Hong Kong leader Carrie Lam sided with Beijing’s longstanding rhetoric against the United States on Sept. 10, when she called the U.S. Congress a “foreign” influence trying to interfere with the city’s internal affairs.
“It’s extremely inappropriate for foreign parliaments to interfere in HKSAR [Hong Kong Special Administrative Region] internal affairs in any way, and (we) will not allow (the United States) to become a stakeholder in HKSAR matters,” Lam said in a press conference.
She made the remark in response to a protest on Sept. 8, when tens of thousands of Hongkongers took part in a march to petition the U.S. Congress to approve legislation that would support human rights in Hong Kong.
The bipartisan bill, known as the Hong Kong Human Rights and Democracy Act of 2019, was first introduced in June. It would require the U.S. secretary of state to annually certify that Hong Kong is “sufficiently autonomous” from China to merit special treatment from the United States that is afforded to it under the 1992 U.S.-Hong Kong Policy Act.
Under that measure, the United States agreed to treat Hong Kong as a separate entity to the mainland in economic and trade matters, even after the former British colony was handed back to China in 1997 after the signing of the 1984 Sino–British Joint Declaration. As a result, Hong Kong goods entering the U.S. market currently are not penalized by the Trump administration’s tariffs on goods from mainland China.
Protesters supporting the bill say the Act would secure their rights as outlined in the city’s Basic Law, or mini-constitution, which are under siege by the Hong Kong government and the Chinese Communist Party in its recent encroachment on Hong Kong’s judicial independence.

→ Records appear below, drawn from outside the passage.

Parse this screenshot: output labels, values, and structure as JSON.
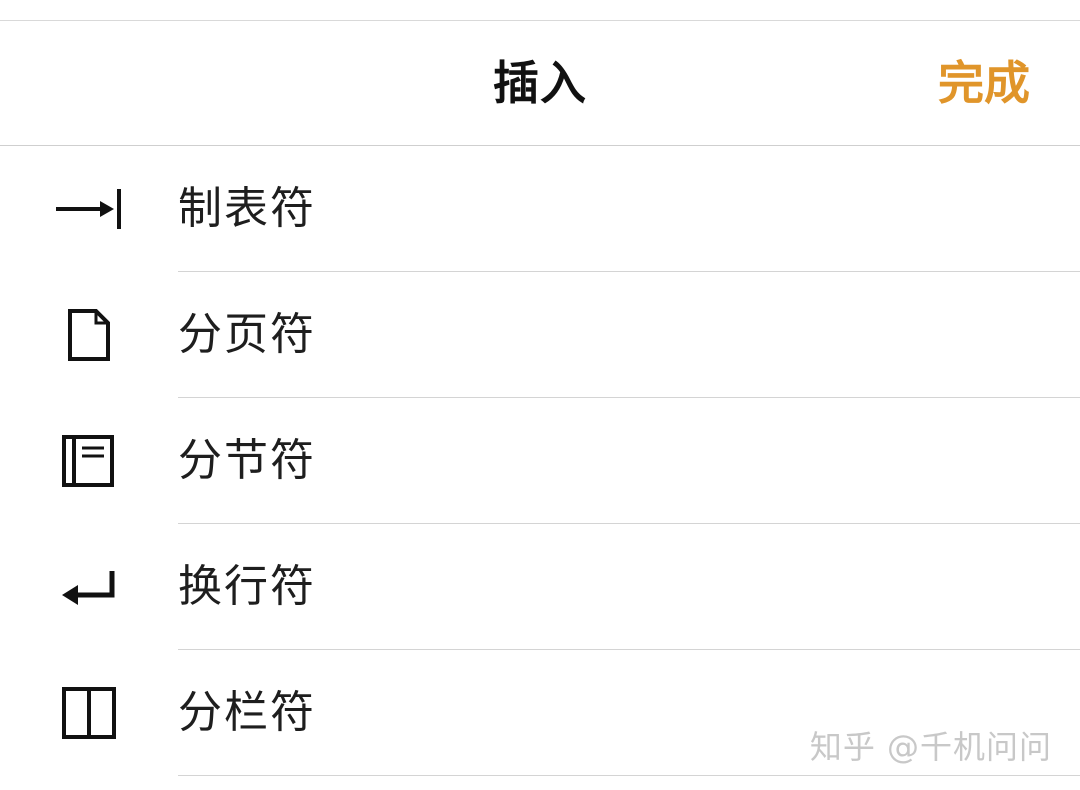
{
  "header": {
    "title": "插入",
    "done_label": "完成",
    "accent_color": "#e0952a"
  },
  "items": [
    {
      "icon": "tab-stop-icon",
      "label": "制表符"
    },
    {
      "icon": "page-break-icon",
      "label": "分页符"
    },
    {
      "icon": "section-break-icon",
      "label": "分节符"
    },
    {
      "icon": "line-break-icon",
      "label": "换行符"
    },
    {
      "icon": "column-break-icon",
      "label": "分栏符"
    }
  ],
  "watermark": "知乎 @千机问问"
}
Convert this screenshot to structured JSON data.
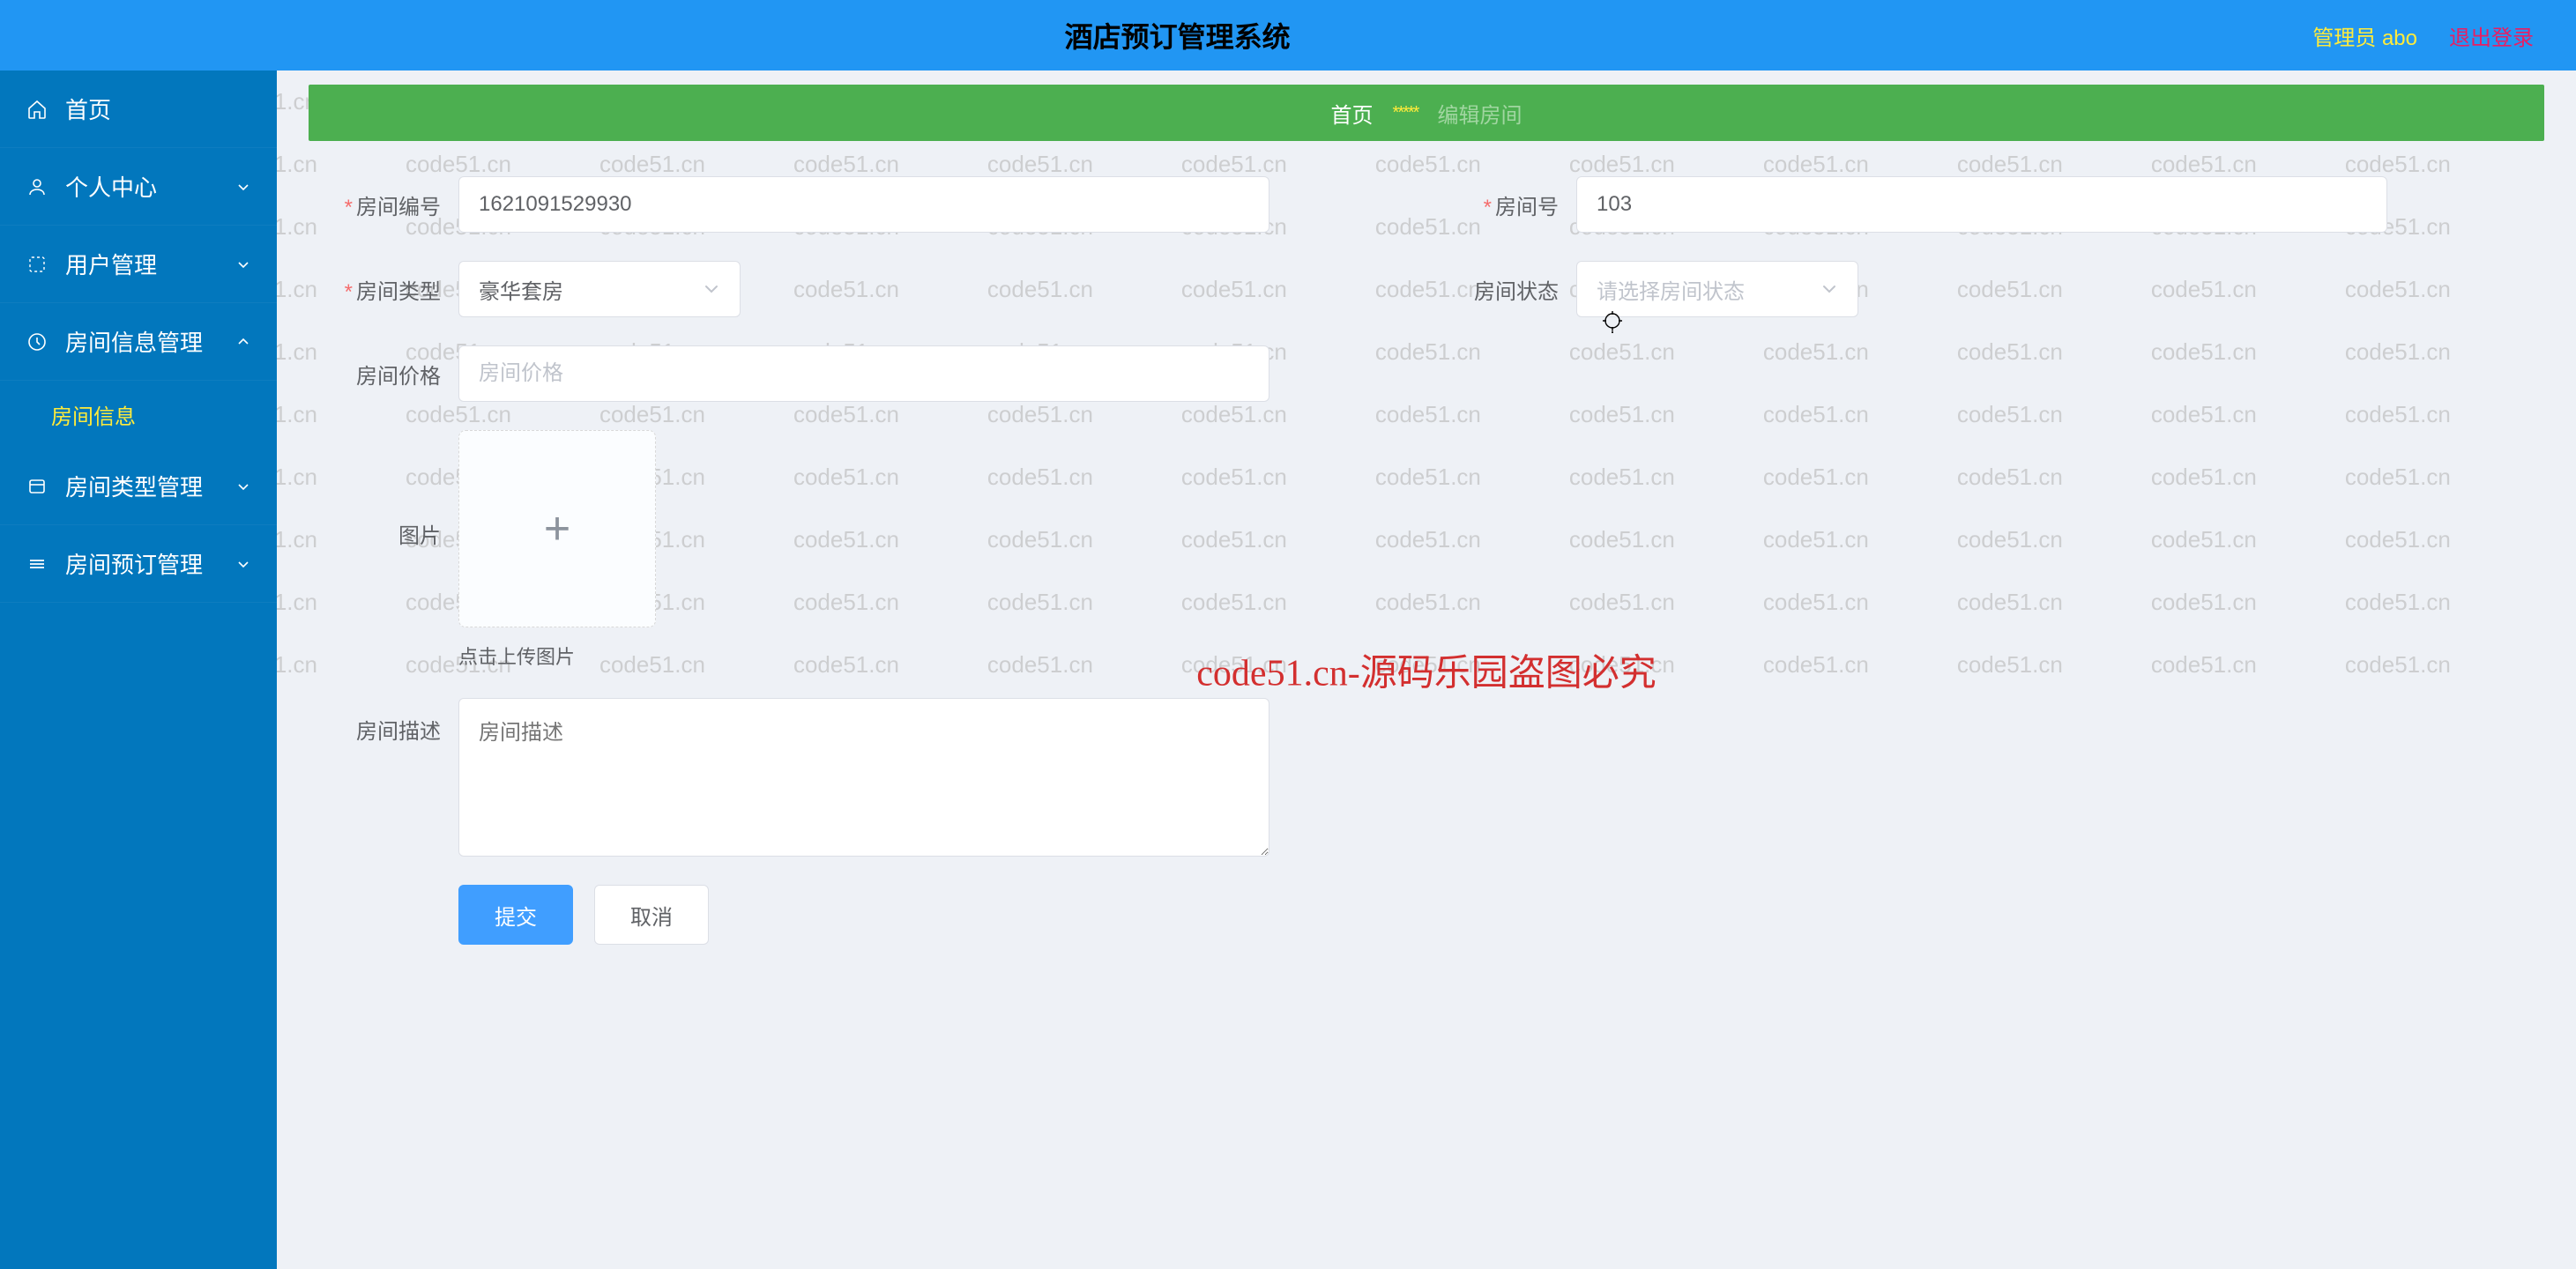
{
  "watermark_text": "code51.cn",
  "watermark_count": 130,
  "header": {
    "title": "酒店预订管理系统",
    "admin": "管理员 abo",
    "logout": "退出登录"
  },
  "sidebar": [
    {
      "icon": "home",
      "label": "首页",
      "expandable": false
    },
    {
      "icon": "user",
      "label": "个人中心",
      "expandable": true
    },
    {
      "icon": "users",
      "label": "用户管理",
      "expandable": true
    },
    {
      "icon": "room",
      "label": "房间信息管理",
      "expandable": true,
      "open": true,
      "children": [
        {
          "label": "房间信息",
          "active": true
        }
      ]
    },
    {
      "icon": "type",
      "label": "房间类型管理",
      "expandable": true
    },
    {
      "icon": "booking",
      "label": "房间预订管理",
      "expandable": true
    }
  ],
  "breadcrumb": {
    "a": "首页",
    "sep": "*****",
    "b": "编辑房间"
  },
  "form": {
    "room_code_label": "房间编号",
    "room_code_value": "1621091529930",
    "room_no_label": "房间号",
    "room_no_value": "103",
    "room_type_label": "房间类型",
    "room_type_value": "豪华套房",
    "room_status_label": "房间状态",
    "room_status_placeholder": "请选择房间状态",
    "room_price_label": "房间价格",
    "room_price_placeholder": "房间价格",
    "image_label": "图片",
    "image_hint": "点击上传图片",
    "image_plus": "+",
    "desc_label": "房间描述",
    "desc_placeholder": "房间描述",
    "submit": "提交",
    "cancel": "取消"
  },
  "center_watermark": "code51.cn-源码乐园盗图必究"
}
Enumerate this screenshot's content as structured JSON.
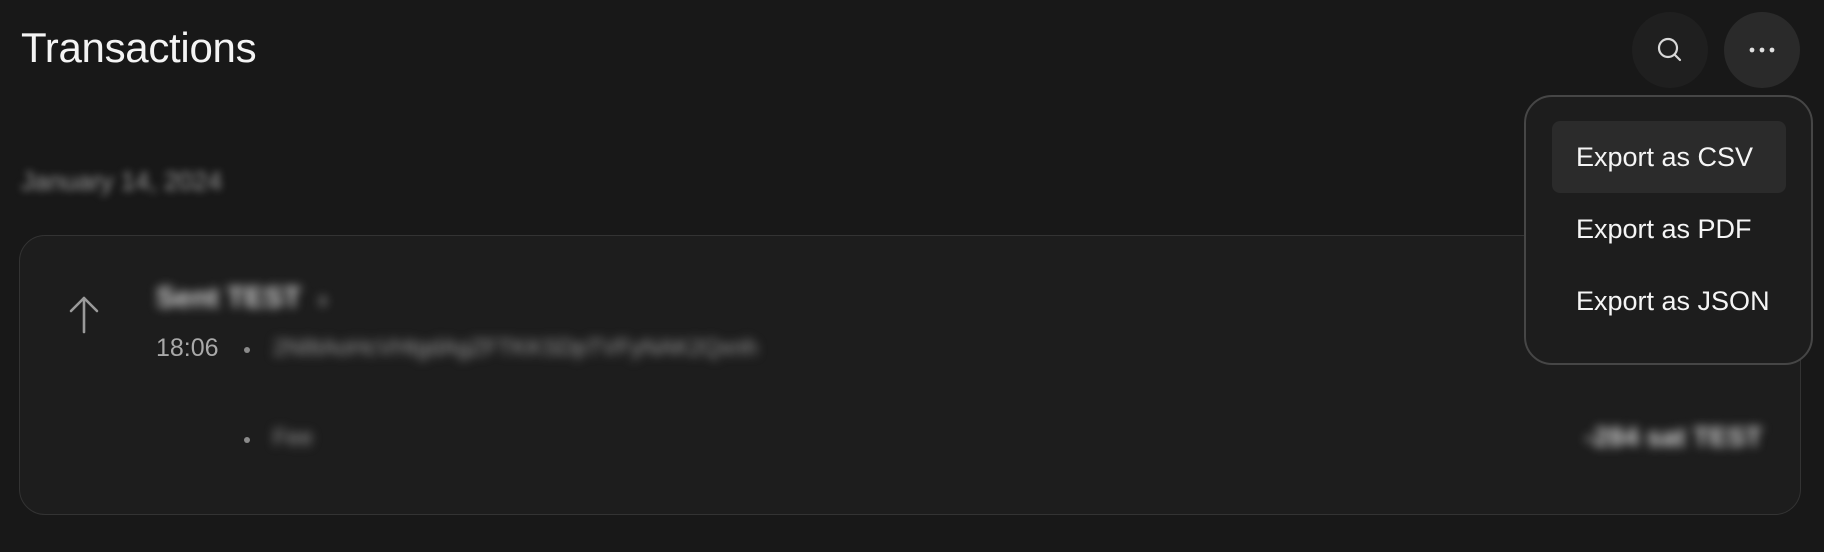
{
  "header": {
    "title": "Transactions"
  },
  "icons": {
    "search": "search-icon",
    "more": "more-horizontal-icon",
    "arrow": "arrow-up-icon",
    "chevron": "chevron-right-icon"
  },
  "transactions": {
    "date_label": "January 14, 2024",
    "items": [
      {
        "name": "Sent TEST",
        "time": "18:06",
        "address": "2N8tAoHcVHtgdAgZFTKKSDpTVFyNAK2Qxnh",
        "fee_label": "Fee",
        "amount": "",
        "fee_amount": "-284 sat TEST"
      }
    ]
  },
  "menu": {
    "items": [
      {
        "label": "Export as CSV",
        "highlighted": true
      },
      {
        "label": "Export as PDF",
        "highlighted": false
      },
      {
        "label": "Export as JSON",
        "highlighted": false
      }
    ]
  },
  "colors": {
    "background": "#181818",
    "card": "#1d1d1d",
    "menu_border": "#464646",
    "highlight": "#2b2b2b"
  }
}
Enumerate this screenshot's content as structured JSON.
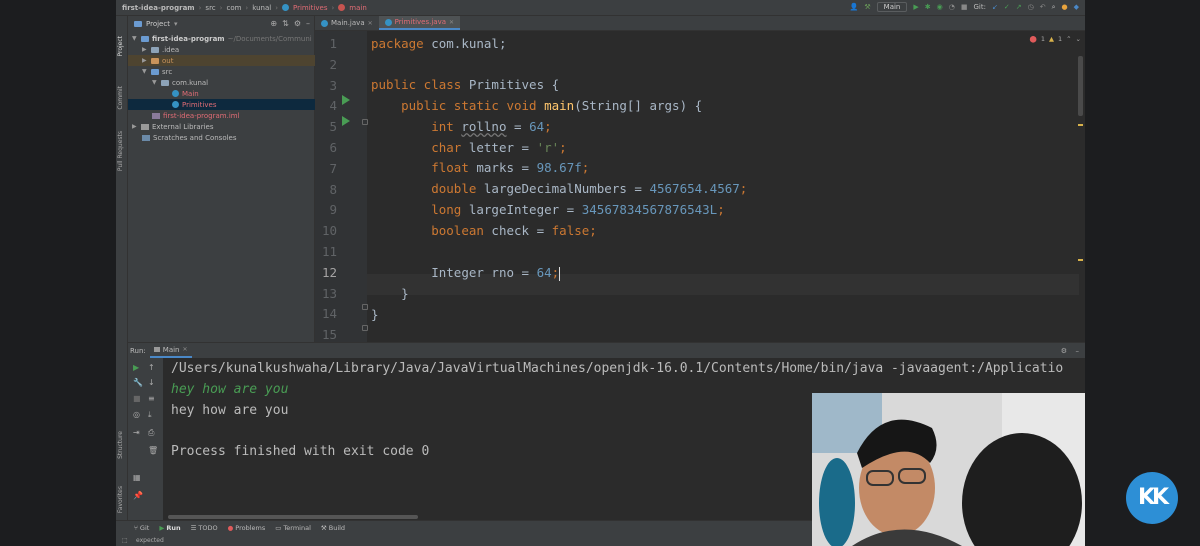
{
  "breadcrumb": [
    "first-idea-program",
    "src",
    "com",
    "kunal",
    "Primitives",
    "main"
  ],
  "toolbar": {
    "run_config": "Main",
    "git_label": "Git:"
  },
  "project_panel": {
    "title": "Project",
    "tree": [
      {
        "label": "first-idea-program",
        "path": "~/Documents/Communi"
      },
      {
        "label": ".idea"
      },
      {
        "label": "out"
      },
      {
        "label": "src"
      },
      {
        "label": "com.kunal"
      },
      {
        "label": "Main"
      },
      {
        "label": "Primitives"
      },
      {
        "label": "first-idea-program.iml"
      },
      {
        "label": "External Libraries"
      },
      {
        "label": "Scratches and Consoles"
      }
    ]
  },
  "left_strip": [
    "Project",
    "Commit",
    "Pull Requests",
    "Structure",
    "Favorites"
  ],
  "editor": {
    "tabs": [
      "Main.java",
      "Primitives.java"
    ],
    "active_tab": "Primitives.java",
    "inspection": {
      "errors": "1",
      "warnings": "1"
    },
    "line_numbers": [
      "1",
      "2",
      "3",
      "4",
      "5",
      "6",
      "7",
      "8",
      "9",
      "10",
      "11",
      "12",
      "13",
      "14",
      "15"
    ],
    "code": {
      "l1": {
        "kw": "package",
        "rest": " com.kunal;"
      },
      "l3": {
        "kw": "public class",
        "rest": " Primitives {"
      },
      "l4": {
        "kw": "public static void",
        "fn": "main",
        "rest": "(String[] args) {"
      },
      "l5": {
        "type": "int",
        "name": "rollno",
        "eq": " = ",
        "val": "64",
        "end": ";"
      },
      "l6": {
        "type": "char",
        "name": " letter = ",
        "val": "'r'",
        "end": ";"
      },
      "l7": {
        "type": "float",
        "name": " marks = ",
        "val": "98.67f",
        "end": ";"
      },
      "l8": {
        "type": "double",
        "name": " largeDecimalNumbers = ",
        "val": "4567654.4567",
        "end": ";"
      },
      "l9": {
        "type": "long",
        "name": " largeInteger = ",
        "val": "34567834567876543L",
        "end": ";"
      },
      "l10": {
        "type": "boolean",
        "name": " check = ",
        "val": "false",
        "end": ";"
      },
      "l12": {
        "type": "Integer",
        "name": " rno = ",
        "val": "64",
        "end": ";"
      },
      "l13": "}",
      "l14": "}"
    }
  },
  "run_panel": {
    "label": "Run:",
    "tab": "Main",
    "output": [
      "/Users/kunalkushwaha/Library/Java/JavaVirtualMachines/openjdk-16.0.1/Contents/Home/bin/java -javaagent:/Applicatio",
      "hey how are you",
      "hey how are you",
      "Process finished with exit code 0"
    ]
  },
  "bottom_tabs": [
    "Git",
    "Run",
    "TODO",
    "Problems",
    "Terminal",
    "Build"
  ],
  "status": "expected",
  "logo_text": "KK",
  "colors": {
    "keyword": "#cc7832",
    "number": "#6897bb",
    "string": "#6a8759",
    "function": "#ffc66d",
    "accent": "#4a88c7"
  }
}
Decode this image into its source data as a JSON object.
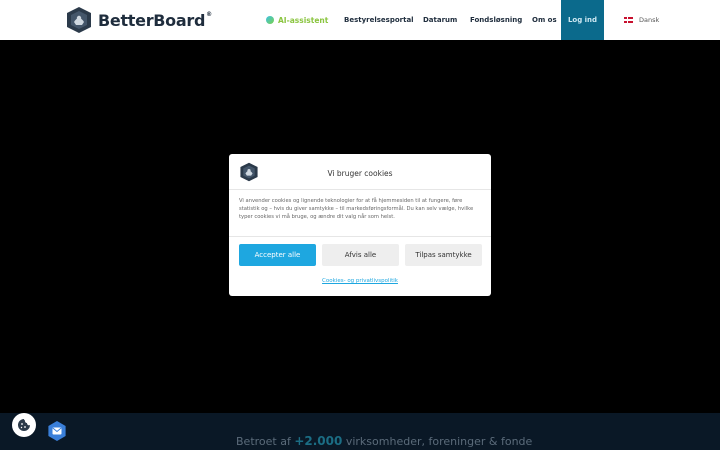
{
  "header": {
    "brand": "BetterBoard",
    "brand_mark": "®",
    "ai_label": "AI-assistent",
    "nav": [
      {
        "label": "Bestyrelsesportal"
      },
      {
        "label": "Datarum"
      },
      {
        "label": "Fondsløsning"
      },
      {
        "label": "Om os"
      }
    ],
    "login_label": "Log ind",
    "language": "Dansk"
  },
  "modal": {
    "title": "Vi bruger cookies",
    "body": "Vi anvender cookies og lignende teknologier for at få hjemmesiden til at fungere, føre statistik og – hvis du giver samtykke – til markedsføringsformål. Du kan selv vælge, hvilke typer cookies vi må bruge, og ændre dit valg når som helst.",
    "accept_label": "Accepter alle",
    "deny_label": "Afvis alle",
    "customize_label": "Tilpas samtykke",
    "policy_link": "Cookies- og privatlivspolitik"
  },
  "footer_band": {
    "prefix": "Betroet af",
    "number": "+2.000",
    "suffix": "virksomheder, foreninger & fonde"
  },
  "icons": {
    "logo": "shield-logo-icon",
    "ai": "ai-icon",
    "flag": "danish-flag-icon",
    "cookie": "cookie-icon",
    "mail": "mail-icon"
  },
  "colors": {
    "accent": "#1ea7e0",
    "login_bg": "#0b6a8c",
    "ai_green": "#8bc540",
    "overlay": "#000000"
  }
}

Chinese officials have accused foreign governments, particularly the United States and the United Kingdom, of fomenting chaos in Hong Kong. They maintain that the protests in Hong Kong are an “internal affair.”
On Sept. 9, former U.S. Defense Secretary Jim Mattis said the Hong Kong protests were “not an internal” Chinese matter and that the United States should offer at least moral support to the demonstrators.
“They said it would be two systems, and the extradition law was a violation of that,” Mattis added, commenting on a statement from the Hong Kong government on Sept. 9.
The “one country, two systems” model was said to be a guarantee of Hongkongers’ basic rights and freedoms when the city was handed back to Chinese rule in 1997.
Public anger at the erosion of Hong Kong’s liberties have propelled protesters to continue staging rallies and marches, now in their 14th week, despite Lam conceding on one of their demands by formally withdrawing her government’s extradition bill last week—almost three months after the mass protests against the bill started.
Lam reiterated on Sept. 10 that she had taken steps to hold dialogue with the public—a statement that has been challenged by protesters as insincere, as the Hong Kong police have continued to adopt violent tactics to disperse protesters.
When asked about the protesters’ calls for establishing an independent inquiry to investigate alleged police brutality, Lam chose not to address the question.
Reuters contributed to this report.